* **Work item**:
Return all lines in the data where the string "name" can be found.

(Dataset rows for apps and sites)
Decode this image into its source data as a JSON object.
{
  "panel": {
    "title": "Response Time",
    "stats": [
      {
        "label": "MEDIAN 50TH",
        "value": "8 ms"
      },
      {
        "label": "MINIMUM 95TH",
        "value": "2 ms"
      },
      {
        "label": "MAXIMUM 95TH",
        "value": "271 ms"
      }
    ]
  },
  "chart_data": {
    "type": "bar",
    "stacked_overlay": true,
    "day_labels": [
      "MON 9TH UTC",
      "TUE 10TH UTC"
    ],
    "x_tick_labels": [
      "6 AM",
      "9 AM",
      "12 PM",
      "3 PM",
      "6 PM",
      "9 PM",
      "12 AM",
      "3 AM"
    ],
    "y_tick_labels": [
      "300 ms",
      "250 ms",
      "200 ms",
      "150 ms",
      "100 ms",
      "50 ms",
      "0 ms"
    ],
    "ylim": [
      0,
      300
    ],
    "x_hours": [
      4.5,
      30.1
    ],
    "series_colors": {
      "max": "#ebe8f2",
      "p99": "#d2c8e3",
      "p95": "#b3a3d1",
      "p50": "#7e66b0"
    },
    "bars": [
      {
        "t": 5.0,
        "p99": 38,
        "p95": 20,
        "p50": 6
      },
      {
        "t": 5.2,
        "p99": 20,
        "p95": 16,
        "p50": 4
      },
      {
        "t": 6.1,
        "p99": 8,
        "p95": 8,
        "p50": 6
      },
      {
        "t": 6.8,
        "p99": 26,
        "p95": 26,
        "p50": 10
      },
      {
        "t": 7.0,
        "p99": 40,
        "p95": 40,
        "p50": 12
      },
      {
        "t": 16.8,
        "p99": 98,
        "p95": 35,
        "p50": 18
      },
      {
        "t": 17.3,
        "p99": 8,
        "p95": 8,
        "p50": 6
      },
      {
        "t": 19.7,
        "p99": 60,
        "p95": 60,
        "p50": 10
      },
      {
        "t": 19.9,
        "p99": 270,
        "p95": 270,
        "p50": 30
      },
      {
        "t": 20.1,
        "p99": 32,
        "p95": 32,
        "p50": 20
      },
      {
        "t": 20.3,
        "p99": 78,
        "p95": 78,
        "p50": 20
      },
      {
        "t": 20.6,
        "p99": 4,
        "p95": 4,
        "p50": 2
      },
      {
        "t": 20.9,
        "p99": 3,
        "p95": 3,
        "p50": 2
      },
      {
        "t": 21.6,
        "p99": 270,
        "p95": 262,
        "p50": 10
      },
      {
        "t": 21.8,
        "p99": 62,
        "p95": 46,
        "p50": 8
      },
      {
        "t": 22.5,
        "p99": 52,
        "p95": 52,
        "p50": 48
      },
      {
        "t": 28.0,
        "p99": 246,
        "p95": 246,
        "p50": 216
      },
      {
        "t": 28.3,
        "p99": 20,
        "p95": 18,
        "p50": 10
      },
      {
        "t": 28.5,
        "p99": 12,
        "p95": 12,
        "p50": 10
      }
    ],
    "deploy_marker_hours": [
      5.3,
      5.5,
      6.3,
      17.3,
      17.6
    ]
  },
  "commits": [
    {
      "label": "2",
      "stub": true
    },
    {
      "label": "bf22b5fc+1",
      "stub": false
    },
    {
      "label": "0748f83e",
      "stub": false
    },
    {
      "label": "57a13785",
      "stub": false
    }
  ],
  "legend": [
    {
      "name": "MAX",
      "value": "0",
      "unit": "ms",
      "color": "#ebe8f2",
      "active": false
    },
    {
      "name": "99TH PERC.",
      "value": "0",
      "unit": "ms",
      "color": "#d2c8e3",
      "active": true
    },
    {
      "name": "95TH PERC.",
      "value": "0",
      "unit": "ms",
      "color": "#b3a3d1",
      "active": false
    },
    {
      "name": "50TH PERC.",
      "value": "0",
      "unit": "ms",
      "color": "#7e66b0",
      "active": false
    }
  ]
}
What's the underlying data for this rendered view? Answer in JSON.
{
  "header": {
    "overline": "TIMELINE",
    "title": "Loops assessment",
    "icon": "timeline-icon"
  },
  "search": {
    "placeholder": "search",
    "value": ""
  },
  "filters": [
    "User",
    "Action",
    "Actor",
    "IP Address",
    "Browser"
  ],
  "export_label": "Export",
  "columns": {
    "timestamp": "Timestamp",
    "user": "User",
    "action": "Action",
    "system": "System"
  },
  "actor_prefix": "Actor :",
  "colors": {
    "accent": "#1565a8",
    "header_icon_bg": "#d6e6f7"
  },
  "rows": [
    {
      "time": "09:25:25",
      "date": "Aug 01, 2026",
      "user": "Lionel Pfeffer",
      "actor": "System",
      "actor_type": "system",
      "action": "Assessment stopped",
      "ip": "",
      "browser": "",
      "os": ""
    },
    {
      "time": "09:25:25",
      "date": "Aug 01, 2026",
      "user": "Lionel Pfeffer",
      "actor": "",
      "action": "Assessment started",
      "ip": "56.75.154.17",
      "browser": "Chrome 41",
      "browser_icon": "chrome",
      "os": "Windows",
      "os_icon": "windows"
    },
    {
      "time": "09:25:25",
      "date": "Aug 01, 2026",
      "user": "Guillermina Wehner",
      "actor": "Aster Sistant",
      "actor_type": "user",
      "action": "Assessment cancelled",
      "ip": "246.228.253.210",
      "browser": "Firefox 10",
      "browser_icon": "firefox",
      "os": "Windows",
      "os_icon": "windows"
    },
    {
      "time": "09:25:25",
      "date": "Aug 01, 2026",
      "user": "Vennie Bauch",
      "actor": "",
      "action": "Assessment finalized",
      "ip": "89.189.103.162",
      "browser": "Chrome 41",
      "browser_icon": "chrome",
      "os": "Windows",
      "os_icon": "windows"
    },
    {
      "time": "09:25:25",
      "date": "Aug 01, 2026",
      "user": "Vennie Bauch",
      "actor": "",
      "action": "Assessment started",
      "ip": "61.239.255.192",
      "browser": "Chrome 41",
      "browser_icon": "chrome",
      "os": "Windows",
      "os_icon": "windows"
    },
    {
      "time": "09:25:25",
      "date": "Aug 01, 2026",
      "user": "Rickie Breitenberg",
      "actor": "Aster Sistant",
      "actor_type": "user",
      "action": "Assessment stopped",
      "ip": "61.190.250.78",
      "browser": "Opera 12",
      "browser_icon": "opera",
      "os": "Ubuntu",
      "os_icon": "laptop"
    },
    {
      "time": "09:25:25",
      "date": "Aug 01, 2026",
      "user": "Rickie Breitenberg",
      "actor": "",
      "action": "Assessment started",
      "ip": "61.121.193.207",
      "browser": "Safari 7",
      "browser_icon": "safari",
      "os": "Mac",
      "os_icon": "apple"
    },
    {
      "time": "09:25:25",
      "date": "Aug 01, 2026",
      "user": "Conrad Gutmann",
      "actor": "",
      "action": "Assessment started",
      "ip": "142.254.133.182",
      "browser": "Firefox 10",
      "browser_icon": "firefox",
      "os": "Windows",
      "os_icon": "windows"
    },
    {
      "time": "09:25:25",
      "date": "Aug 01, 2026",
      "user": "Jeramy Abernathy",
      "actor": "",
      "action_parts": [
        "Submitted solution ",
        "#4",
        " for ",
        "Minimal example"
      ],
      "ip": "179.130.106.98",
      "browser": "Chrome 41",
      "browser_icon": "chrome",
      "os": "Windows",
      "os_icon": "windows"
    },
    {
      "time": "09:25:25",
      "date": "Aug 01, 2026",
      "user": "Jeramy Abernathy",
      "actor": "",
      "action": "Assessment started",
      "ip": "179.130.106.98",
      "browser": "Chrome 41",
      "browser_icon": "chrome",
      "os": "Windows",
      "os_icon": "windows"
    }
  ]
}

* **Reply to the exercise**:
      "name": "MAX",
      "name": "99TH PERC.",
      "name": "95TH PERC.",
      "name": "50TH PERC.",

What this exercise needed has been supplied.